Former Haitian President Jean-Bertrand Aristide was scheduled to arrive Friday in Haiti after spending nearly a month in Cuba for medical treatment, an associate of his told The Associated Press.
Joel Edouard "Pacha" Vorbe, an executive committee member of Aristide's Fanmi Lavalas party, said Aristide was expected to arrive by plane.
"He is completely recovered," Vorbe said, though he said he didn't have details about Aristide's condition.
Aristide's return adds a potentially volatile element to an already tense situation in a country facing a power vacuum following the July 7 assassination of President Jovenel Moïse. Aristide has long been one of Haiti's most polarizing politicians and is still popular with some groups.
The twice-elected, twice-ousted leader returned to Haiti from exile in 2011 and has largely kept a low profile except for when he campaigned for the presidential candidate of his party in 2016.
It wasn't clear what health conditions prompted Aristide to fly to Cuba. At the time, Moïse only said that Aristide had to seek treatment abroad and that Haiti's embassy in Cuba would provide any assistance required.

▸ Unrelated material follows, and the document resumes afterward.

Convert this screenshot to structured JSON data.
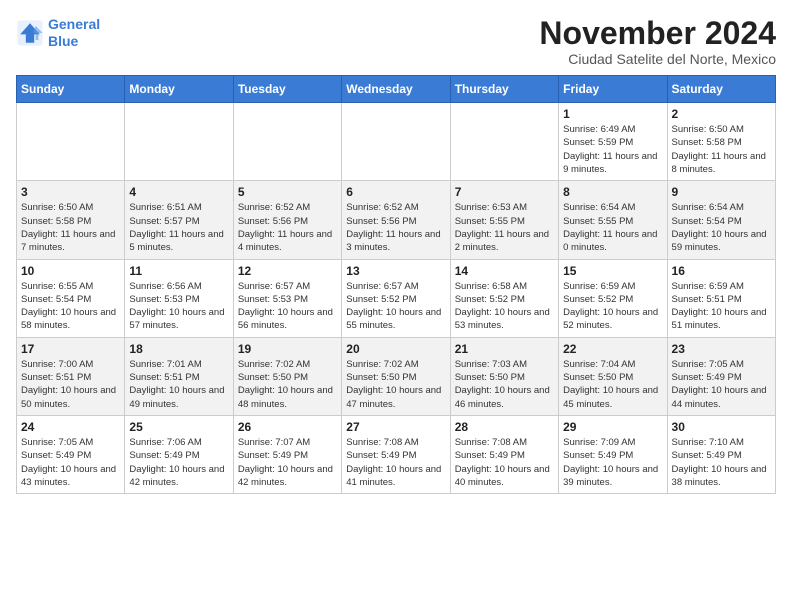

Haiti is currently being run by interim Prime Minister Claude Joseph with the backing of Haiti's police and military, although he faces growing challenges to his power more than a week after Moïse was killed in an attack at his private home.
More than 20 suspects accused of direct involvement in the slaying have been arrested, the majority of them former Colombian soldiers. At least three other suspects were killed, and police are still looking for at least seven others, authorities have said.
Colombia's government has said only a small group of Colombian soldiers knew the true nature of the operation and that the others were duped.
While Haiti's government has asked for military assistance, U.S. President Joe Biden said Thursday that sending troops was "not on the agenda." However, he said U.S. Marines would be deployed to boost security at the U.S. Embassy in Haiti.
Mathias Pierre, Haiti's elections minister, said he believes the door is still open for potential U.S. military assistance, noting that the country is in a "fragile situation" and requires a secure environment to hold elections in upcoming months.